Utilising the mitigation hierarchy, suitable steps will be taken towards enhancing biodiversity and retaining irreplaceable habitat, such as protecting the most valuable existing habitat on the site. It is to be expected that certain natural habitats will be lost in the development project, but as a last resort, a compensation strategy will ensure that the biodiversity loss is balanced by improving habitat or creating new habitats on the site.

Even in sustainable development projects, it isn’t always possible to retain all ecological features, enhance biodiversity to the necessary level and satisfy the biodiversity net gain requirements. When this happens, if there is no other option, BNG consultants are left with no choice but to attempt to meet the national policy elsewhere by investing in the same quantity of biodiversity units as biodiversity credits away from the affected area.

Once all considerations have been addressed and specific proposals are in place for achieving the BNG requirement, a biodiversity gain plan will be assembled. It will offer advice, refer back to any local or national network of habitats and contain knowledge of the wider planning process, all with a view to providing the local planning authority with all of the required information. Biodiversity net gain plans can then be handed across to the planning officer to help with determining planning applications.

Speak to Us About Your Development

Ranging from small custom housebuilding projects to large scale commercial or residential developments, our team has seen it all and helped numerous clients with BNG provisions. Our extensive knowledge of the natural environment and targeting the correct measures to meet the mandate makes us ideally suited for attending your site and achieving biodiversity net gain. Cumbria isn’t outside of our coverage either, with consultants all over England to assist with any and all planning projects.

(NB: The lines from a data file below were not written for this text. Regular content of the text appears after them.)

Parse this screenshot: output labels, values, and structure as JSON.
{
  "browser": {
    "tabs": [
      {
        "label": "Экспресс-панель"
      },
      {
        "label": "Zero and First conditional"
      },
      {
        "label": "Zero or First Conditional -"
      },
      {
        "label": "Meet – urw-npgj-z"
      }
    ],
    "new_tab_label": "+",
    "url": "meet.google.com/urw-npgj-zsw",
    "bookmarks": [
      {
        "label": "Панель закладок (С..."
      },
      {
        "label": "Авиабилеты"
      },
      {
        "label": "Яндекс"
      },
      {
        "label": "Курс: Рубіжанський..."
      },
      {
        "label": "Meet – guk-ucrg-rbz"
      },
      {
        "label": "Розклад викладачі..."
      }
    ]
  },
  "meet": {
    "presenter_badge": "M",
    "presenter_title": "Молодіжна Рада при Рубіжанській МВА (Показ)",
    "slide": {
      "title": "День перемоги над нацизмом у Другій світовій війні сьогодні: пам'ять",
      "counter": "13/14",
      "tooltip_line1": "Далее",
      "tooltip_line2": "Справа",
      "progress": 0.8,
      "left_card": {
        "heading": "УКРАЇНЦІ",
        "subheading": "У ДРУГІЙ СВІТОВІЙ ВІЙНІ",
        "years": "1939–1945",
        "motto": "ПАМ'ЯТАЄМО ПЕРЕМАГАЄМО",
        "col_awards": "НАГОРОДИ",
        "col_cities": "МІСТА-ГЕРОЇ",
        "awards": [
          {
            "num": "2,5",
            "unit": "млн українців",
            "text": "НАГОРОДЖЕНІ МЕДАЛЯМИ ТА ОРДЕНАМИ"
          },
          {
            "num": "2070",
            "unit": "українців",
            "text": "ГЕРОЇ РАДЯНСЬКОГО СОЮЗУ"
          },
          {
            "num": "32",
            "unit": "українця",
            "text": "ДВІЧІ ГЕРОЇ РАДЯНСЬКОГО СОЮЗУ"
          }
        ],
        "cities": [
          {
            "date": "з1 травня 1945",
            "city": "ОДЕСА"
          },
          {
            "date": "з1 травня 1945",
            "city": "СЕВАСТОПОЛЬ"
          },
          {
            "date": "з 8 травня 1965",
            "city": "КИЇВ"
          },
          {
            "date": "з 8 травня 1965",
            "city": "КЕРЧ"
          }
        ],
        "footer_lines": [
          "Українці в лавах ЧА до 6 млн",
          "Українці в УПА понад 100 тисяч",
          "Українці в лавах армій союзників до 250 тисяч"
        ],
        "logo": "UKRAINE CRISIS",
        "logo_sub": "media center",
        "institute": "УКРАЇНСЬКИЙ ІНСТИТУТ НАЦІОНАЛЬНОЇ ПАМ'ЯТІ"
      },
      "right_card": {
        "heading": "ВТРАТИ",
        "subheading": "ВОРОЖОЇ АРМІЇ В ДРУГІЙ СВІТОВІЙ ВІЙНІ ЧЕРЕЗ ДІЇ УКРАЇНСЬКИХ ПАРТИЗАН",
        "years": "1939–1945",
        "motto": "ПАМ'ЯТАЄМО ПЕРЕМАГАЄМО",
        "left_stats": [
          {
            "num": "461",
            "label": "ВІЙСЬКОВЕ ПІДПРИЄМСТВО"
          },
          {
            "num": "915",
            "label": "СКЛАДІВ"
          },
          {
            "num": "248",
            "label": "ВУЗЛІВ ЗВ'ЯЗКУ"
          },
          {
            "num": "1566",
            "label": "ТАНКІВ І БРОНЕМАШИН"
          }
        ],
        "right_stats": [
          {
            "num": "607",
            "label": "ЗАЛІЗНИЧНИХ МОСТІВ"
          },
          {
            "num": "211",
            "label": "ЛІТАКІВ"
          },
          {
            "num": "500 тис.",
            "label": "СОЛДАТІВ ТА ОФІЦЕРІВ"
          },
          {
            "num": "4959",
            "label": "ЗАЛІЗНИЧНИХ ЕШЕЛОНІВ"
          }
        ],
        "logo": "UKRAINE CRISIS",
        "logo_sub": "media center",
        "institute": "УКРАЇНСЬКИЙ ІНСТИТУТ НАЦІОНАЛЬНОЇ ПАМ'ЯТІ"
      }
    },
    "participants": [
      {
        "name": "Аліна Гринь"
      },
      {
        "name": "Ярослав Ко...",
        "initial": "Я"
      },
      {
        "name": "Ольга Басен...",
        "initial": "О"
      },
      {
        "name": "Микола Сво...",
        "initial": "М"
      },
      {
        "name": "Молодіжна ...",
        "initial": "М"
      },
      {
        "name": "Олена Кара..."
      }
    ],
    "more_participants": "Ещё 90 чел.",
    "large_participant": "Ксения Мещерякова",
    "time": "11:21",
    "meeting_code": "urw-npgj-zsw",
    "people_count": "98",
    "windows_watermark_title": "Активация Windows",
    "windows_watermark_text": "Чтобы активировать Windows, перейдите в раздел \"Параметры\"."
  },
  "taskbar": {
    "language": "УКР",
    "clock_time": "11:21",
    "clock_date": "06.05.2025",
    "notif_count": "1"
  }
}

If any additional components are needed to obtain the biodiversity gain value to a better state post-development – such as a mitigation licence from Natural England, for example – we possess all of the tools to support you. Visit our contact page, call us, email us or complete a quick quote form, and we can plan a date and time to conduct a BNG assessment and help you with your planning application. Providing you follow our advice, you should see no issue with your efforts to obtain planning permission.